Description of the task :: Each line below needs to be duplicated without alteration.

..............................

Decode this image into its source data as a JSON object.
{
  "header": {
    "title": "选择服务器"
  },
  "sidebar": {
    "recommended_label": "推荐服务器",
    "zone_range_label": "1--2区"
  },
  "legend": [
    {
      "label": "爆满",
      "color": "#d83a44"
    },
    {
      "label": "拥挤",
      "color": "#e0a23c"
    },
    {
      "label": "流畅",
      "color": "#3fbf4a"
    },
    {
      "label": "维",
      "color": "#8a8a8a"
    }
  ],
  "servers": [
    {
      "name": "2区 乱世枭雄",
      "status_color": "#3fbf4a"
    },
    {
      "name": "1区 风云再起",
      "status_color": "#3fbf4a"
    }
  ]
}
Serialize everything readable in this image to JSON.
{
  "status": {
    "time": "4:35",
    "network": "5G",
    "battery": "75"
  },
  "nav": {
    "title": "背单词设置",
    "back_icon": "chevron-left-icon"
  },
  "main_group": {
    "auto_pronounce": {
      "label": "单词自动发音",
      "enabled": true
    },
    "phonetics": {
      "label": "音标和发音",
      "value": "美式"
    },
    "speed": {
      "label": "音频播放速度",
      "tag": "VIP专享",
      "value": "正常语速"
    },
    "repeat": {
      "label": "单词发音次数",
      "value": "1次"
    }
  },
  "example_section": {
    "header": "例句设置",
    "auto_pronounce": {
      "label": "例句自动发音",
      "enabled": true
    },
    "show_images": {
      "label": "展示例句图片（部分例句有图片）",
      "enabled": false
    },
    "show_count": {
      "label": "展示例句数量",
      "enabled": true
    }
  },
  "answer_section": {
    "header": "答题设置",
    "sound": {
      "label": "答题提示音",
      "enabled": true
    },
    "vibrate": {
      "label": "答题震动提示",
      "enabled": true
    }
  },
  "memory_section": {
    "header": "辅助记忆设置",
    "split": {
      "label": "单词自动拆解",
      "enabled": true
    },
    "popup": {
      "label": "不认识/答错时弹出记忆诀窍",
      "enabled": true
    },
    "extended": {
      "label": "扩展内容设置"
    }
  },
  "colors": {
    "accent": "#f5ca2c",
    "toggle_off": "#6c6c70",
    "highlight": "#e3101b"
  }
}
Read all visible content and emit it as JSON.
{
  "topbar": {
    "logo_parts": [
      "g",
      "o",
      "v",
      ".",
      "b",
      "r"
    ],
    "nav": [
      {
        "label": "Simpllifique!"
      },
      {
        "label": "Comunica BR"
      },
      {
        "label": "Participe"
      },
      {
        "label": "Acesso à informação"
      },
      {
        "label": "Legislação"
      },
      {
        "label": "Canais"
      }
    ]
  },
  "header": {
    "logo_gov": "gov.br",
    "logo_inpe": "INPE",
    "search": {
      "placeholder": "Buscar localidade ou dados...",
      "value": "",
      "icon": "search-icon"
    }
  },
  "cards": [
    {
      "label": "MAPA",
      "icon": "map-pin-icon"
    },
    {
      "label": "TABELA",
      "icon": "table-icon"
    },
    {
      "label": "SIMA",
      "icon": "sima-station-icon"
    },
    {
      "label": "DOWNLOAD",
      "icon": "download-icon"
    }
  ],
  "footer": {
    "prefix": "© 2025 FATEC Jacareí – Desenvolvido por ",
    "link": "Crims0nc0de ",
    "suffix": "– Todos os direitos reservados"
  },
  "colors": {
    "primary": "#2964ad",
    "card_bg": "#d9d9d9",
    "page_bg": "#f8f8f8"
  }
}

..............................

Exercise response ::
Decode this image into its source data as a JSON object.
{
  "header": {
    "title": "选择服务器"
  },
  "sidebar": {
    "recommended_label": "推荐服务器",
    "zone_range_label": "1--2区"
  },
  "legend": [
    {
      "label": "爆满",
      "color": "#d83a44"
    },
    {
      "label": "拥挤",
      "color": "#e0a23c"
    },
    {
      "label": "流畅",
      "color": "#3fbf4a"
    },
    {
      "label": "维",
      "color": "#8a8a8a"
    }
  ],
  "servers": [
    {
      "name": "2区 乱世枭雄",
      "status_color": "#3fbf4a"
    },
    {
      "name": "1区 风云再起",
      "status_color": "#3fbf4a"
    }
  ]
}
Serialize everything readable in this image to JSON.
{
  "status": {
    "time": "4:35",
    "network": "5G",
    "battery": "75"
  },
  "nav": {
    "title": "背单词设置",
    "back_icon": "chevron-left-icon"
  },
  "main_group": {
    "auto_pronounce": {
      "label": "单词自动发音",
      "enabled": true
    },
    "phonetics": {
      "label": "音标和发音",
      "value": "美式"
    },
    "speed": {
      "label": "音频播放速度",
      "tag": "VIP专享",
      "value": "正常语速"
    },
    "repeat": {
      "label": "单词发音次数",
      "value": "1次"
    }
  },
  "example_section": {
    "header": "例句设置",
    "auto_pronounce": {
      "label": "例句自动发音",
      "enabled": true
    },
    "show_images": {
      "label": "展示例句图片（部分例句有图片）",
      "enabled": false
    },
    "show_count": {
      "label": "展示例句数量",
      "enabled": true
    }
  },
  "answer_section": {
    "header": "答题设置",
    "sound": {
      "label": "答题提示音",
      "enabled": true
    },
    "vibrate": {
      "label": "答题震动提示",
      "enabled": true
    }
  },
  "memory_section": {
    "header": "辅助记忆设置",
    "split": {
      "label": "单词自动拆解",
      "enabled": true
    },
    "popup": {
      "label": "不认识/答错时弹出记忆诀窍",
      "enabled": true
    },
    "extended": {
      "label": "扩展内容设置"
    }
  },
  "colors": {
    "accent": "#f5ca2c",
    "toggle_off": "#6c6c70",
    "highlight": "#e3101b"
  }
}
Read all visible content and emit it as JSON.
{
  "topbar": {
    "logo_parts": [
      "g",
      "o",
      "v",
      ".",
      "b",
      "r"
    ],
    "nav": [
      {
        "label": "Simpllifique!"
      },
      {
        "label": "Comunica BR"
      },
      {
        "label": "Participe"
      },
      {
        "label": "Acesso à informação"
      },
      {
        "label": "Legislação"
      },
      {
        "label": "Canais"
      }
    ]
  },
  "header": {
    "logo_gov": "gov.br",
    "logo_inpe": "INPE",
    "search": {
      "placeholder": "Buscar localidade ou dados...",
      "value": "",
      "icon": "search-icon"
    }
  },
  "cards": [
    {
      "label": "MAPA",
      "icon": "map-pin-icon"
    },
    {
      "label": "TABELA",
      "icon": "table-icon"
    },
    {
      "label": "SIMA",
      "icon": "sima-station-icon"
    },
    {
      "label": "DOWNLOAD",
      "icon": "download-icon"
    }
  ],
  "footer": {
    "prefix": "© 2025 FATEC Jacareí – Desenvolvido por ",
    "link": "Crims0nc0de ",
    "suffix": "– Todos os direitos reservados"
  },
  "colors": {
    "primary": "#2964ad",
    "card_bg": "#d9d9d9",
    "page_bg": "#f8f8f8"
  }
}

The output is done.